What you give back must match the records below word for word.

»»

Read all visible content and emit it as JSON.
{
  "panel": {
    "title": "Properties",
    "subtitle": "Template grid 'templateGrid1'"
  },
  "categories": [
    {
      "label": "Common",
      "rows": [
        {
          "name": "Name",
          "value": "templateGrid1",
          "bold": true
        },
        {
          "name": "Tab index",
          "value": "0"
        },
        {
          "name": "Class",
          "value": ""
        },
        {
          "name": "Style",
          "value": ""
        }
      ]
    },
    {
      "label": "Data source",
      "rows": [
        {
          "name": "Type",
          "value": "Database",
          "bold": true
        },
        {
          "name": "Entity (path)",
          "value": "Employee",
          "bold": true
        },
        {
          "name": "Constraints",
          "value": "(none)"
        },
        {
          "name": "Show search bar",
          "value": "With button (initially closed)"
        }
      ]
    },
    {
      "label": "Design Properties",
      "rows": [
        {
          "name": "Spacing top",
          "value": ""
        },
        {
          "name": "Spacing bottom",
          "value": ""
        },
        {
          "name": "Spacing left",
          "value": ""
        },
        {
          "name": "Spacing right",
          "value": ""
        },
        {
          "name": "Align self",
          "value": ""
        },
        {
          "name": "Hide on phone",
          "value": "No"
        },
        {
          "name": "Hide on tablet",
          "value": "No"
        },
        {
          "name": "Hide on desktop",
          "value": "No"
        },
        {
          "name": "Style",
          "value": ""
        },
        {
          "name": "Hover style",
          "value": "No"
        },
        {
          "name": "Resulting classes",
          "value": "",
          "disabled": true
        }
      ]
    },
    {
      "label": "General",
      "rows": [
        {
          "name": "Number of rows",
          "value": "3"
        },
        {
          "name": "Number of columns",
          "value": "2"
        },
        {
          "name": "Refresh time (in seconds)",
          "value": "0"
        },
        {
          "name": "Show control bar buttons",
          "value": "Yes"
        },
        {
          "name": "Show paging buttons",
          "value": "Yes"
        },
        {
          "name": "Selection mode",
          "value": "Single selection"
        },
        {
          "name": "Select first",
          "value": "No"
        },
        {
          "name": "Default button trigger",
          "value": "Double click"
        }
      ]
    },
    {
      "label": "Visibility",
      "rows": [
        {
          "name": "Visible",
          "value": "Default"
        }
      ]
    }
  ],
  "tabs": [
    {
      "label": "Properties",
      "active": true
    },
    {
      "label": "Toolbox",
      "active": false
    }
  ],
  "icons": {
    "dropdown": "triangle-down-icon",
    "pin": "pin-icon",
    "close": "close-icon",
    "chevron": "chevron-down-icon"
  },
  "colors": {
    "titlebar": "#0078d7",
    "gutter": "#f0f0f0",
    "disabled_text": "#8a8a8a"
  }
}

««

**Answer to the exercise**:
Read all visible content and emit it as JSON.
{
  "panel": {
    "title": "Properties",
    "subtitle": "Template grid 'templateGrid1'"
  },
  "categories": [
    {
      "label": "Common",
      "rows": [
        {
          "name": "Name",
          "value": "templateGrid1",
          "bold": true
        },
        {
          "name": "Tab index",
          "value": "0"
        },
        {
          "name": "Class",
          "value": ""
        },
        {
          "name": "Style",
          "value": ""
        }
      ]
    },
    {
      "label": "Data source",
      "rows": [
        {
          "name": "Type",
          "value": "Database",
          "bold": true
        },
        {
          "name": "Entity (path)",
          "value": "Employee",
          "bold": true
        },
        {
          "name": "Constraints",
          "value": "(none)"
        },
        {
          "name": "Show search bar",
          "value": "With button (initially closed)"
        }
      ]
    },
    {
      "label": "Design Properties",
      "rows": [
        {
          "name": "Spacing top",
          "value": ""
        },
        {
          "name": "Spacing bottom",
          "value": ""
        },
        {
          "name": "Spacing left",
          "value": ""
        },
        {
          "name": "Spacing right",
          "value": ""
        },
        {
          "name": "Align self",
          "value": ""
        },
        {
          "name": "Hide on phone",
          "value": "No"
        },
        {
          "name": "Hide on tablet",
          "value": "No"
        },
        {
          "name": "Hide on desktop",
          "value": "No"
        },
        {
          "name": "Style",
          "value": ""
        },
        {
          "name": "Hover style",
          "value": "No"
        },
        {
          "name": "Resulting classes",
          "value": "",
          "disabled": true
        }
      ]
    },
    {
      "label": "General",
      "rows": [
        {
          "name": "Number of rows",
          "value": "3"
        },
        {
          "name": "Number of columns",
          "value": "2"
        },
        {
          "name": "Refresh time (in seconds)",
          "value": "0"
        },
        {
          "name": "Show control bar buttons",
          "value": "Yes"
        },
        {
          "name": "Show paging buttons",
          "value": "Yes"
        },
        {
          "name": "Selection mode",
          "value": "Single selection"
        },
        {
          "name": "Select first",
          "value": "No"
        },
        {
          "name": "Default button trigger",
          "value": "Double click"
        }
      ]
    },
    {
      "label": "Visibility",
      "rows": [
        {
          "name": "Visible",
          "value": "Default"
        }
      ]
    }
  ],
  "tabs": [
    {
      "label": "Properties",
      "active": true
    },
    {
      "label": "Toolbox",
      "active": false
    }
  ],
  "icons": {
    "dropdown": "triangle-down-icon",
    "pin": "pin-icon",
    "close": "close-icon",
    "chevron": "chevron-down-icon"
  },
  "colors": {
    "titlebar": "#0078d7",
    "gutter": "#f0f0f0",
    "disabled_text": "#8a8a8a"
  }
}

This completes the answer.